** INFORMATION GIVEN follows **

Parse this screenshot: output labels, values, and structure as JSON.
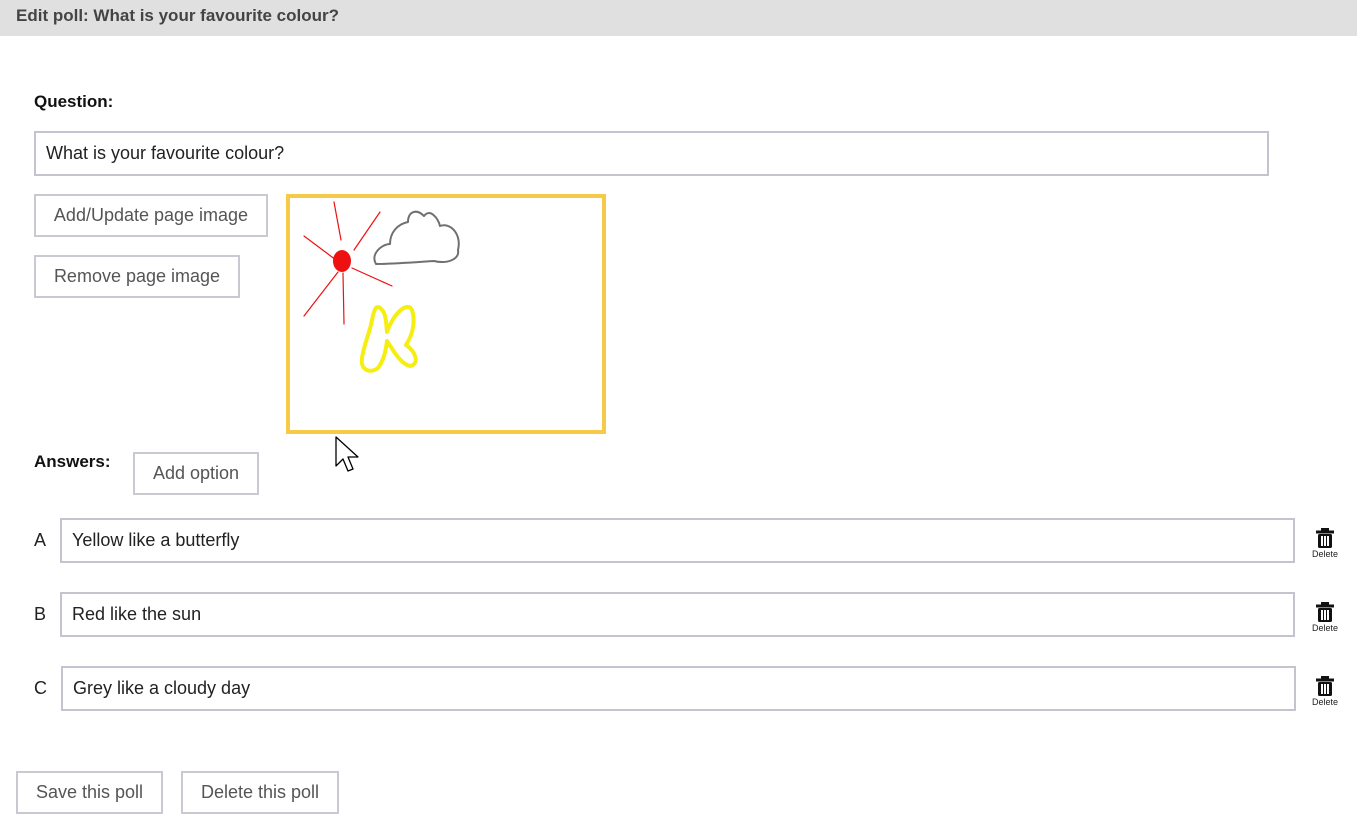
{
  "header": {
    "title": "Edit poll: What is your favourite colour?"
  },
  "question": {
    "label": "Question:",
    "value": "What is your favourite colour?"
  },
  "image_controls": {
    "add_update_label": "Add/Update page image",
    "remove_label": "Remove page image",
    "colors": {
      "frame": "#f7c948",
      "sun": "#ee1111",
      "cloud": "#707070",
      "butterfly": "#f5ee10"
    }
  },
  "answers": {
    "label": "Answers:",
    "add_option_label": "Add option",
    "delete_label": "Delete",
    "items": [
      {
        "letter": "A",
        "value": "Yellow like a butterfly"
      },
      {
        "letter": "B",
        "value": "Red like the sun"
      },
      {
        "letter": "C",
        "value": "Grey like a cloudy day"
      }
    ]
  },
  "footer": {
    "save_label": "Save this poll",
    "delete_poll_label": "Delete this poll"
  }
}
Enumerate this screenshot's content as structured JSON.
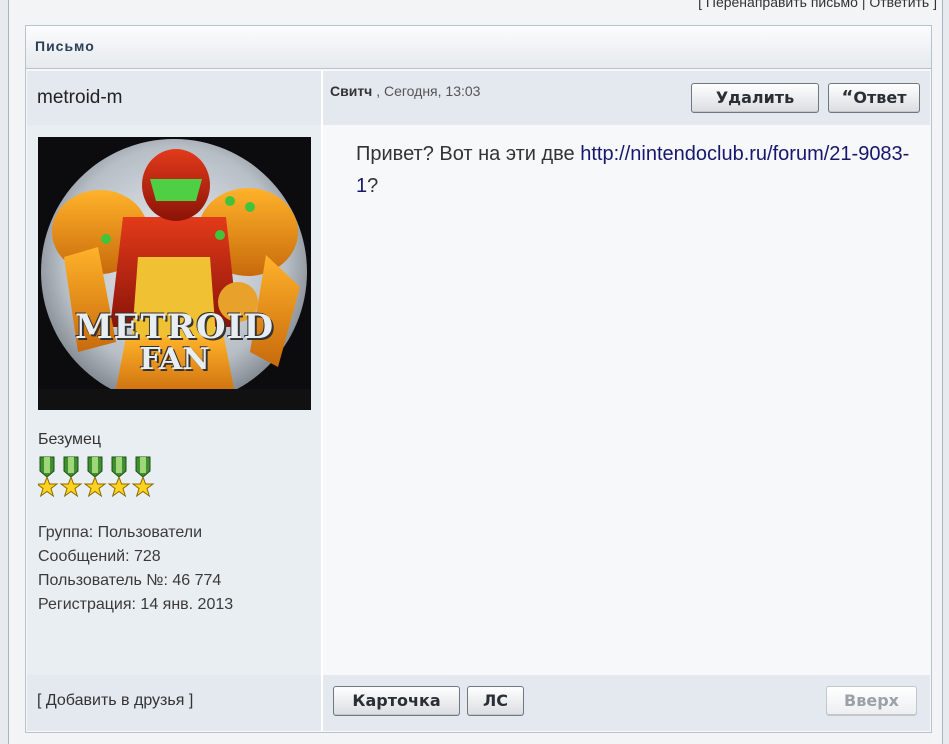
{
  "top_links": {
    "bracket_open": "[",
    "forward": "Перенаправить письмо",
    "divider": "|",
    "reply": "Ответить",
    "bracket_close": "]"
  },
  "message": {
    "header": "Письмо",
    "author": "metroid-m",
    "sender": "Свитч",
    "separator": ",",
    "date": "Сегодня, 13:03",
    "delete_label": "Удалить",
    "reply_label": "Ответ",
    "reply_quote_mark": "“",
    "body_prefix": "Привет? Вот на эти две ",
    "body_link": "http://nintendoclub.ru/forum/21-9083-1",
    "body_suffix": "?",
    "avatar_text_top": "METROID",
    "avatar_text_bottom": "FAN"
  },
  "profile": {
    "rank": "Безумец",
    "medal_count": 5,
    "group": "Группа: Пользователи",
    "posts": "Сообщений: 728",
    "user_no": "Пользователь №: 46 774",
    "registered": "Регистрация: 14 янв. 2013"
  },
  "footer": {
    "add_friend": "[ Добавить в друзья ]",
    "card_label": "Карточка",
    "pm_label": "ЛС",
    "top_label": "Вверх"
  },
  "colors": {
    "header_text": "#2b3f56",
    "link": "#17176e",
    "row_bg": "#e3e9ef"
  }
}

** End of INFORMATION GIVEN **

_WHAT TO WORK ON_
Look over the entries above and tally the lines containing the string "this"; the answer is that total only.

_ANSWER_
4